Story of young love becomes tale of the humanity underlying extremism

Copilot: Technically impressive and anchored by two terrific turns

Film Title: Copilot

Director: Anne Zohra Berrached

Starring: Canan Kir, Roger Azar, Darina Al Joundi, Hans Jürgen Alf

Genre: Drama

Running Time: 121 min

Fri, Sep 10, 2021, 05:00


Anne Zohra Berrached’s follow-up to her Berlinale-shortlisted 24 Weeks initially plays like a tale of young love before shifting gear to become a fictionalised, carefully researched and partly improvised chronicle of the relationship between one of the 9/11 terrorists and his wife. Specifically, Copilot dramatises aspects from the life of the United 93 hijacker, Lebanon-born Ziad Jarrah, renamed here as Saeed (Roger Azar). 

Gifted Turkish medical science student Aysel Sengun, now called Asli (Canan Kir), immediately falls for the funny, bright, equally promising Saeed when they meet in Germany, where he is studying dentistry, a profession he suggests is redundant, because Germans don’t smile.

They’re globalised young people who speak a mixture of German, English and Arabic, and they’re generally secularised, up for passionate extramarital sex, and capable of drinking shots. The one stumbling block is Asil’s fear of telling her Turkish mother that she is living with an Arab. 

They finally marry, nevertheless, just as Saeed’s behaviour and beliefs appear to harden. Suddenly, he’s lecturing mutual friends, and sometimes Asil, about smoking and other activities he no longer approves of. “You sound like a fanatic,” she tells him. Still, their wedding vows include a clause to keep his secrets. Insofar as he divulges them. 

There is no insight into Saeed’s radicalisation beyond Asil’s experiences of untranslated overheard conversation and later, unexplained disappearances.
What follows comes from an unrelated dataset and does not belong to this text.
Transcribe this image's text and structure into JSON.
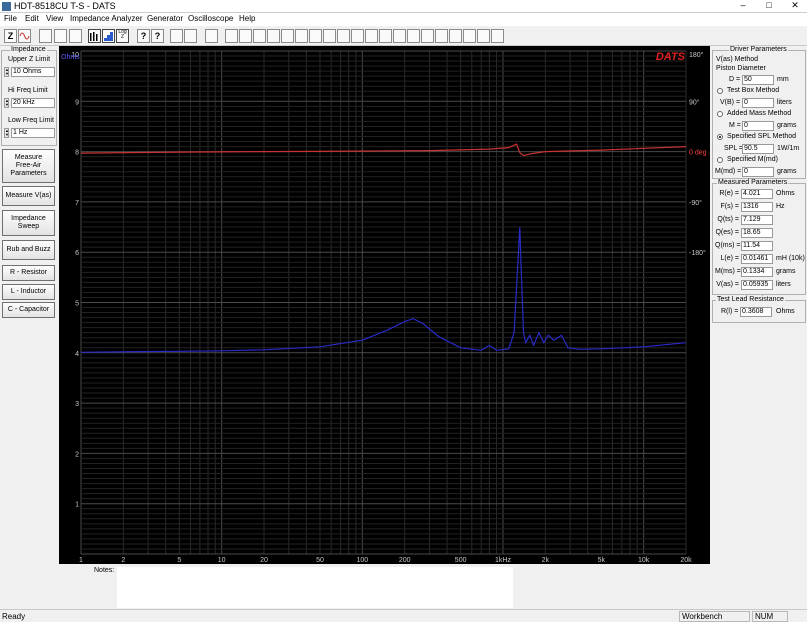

“Why are you off to Yemen?” she asks angrily. “Trust me,” is his only response.
Technically impressive and anchored by two terrific turns, Copilot walks a fine line as it attempts to delve into the humanity under extremism.

On limited release from September 10th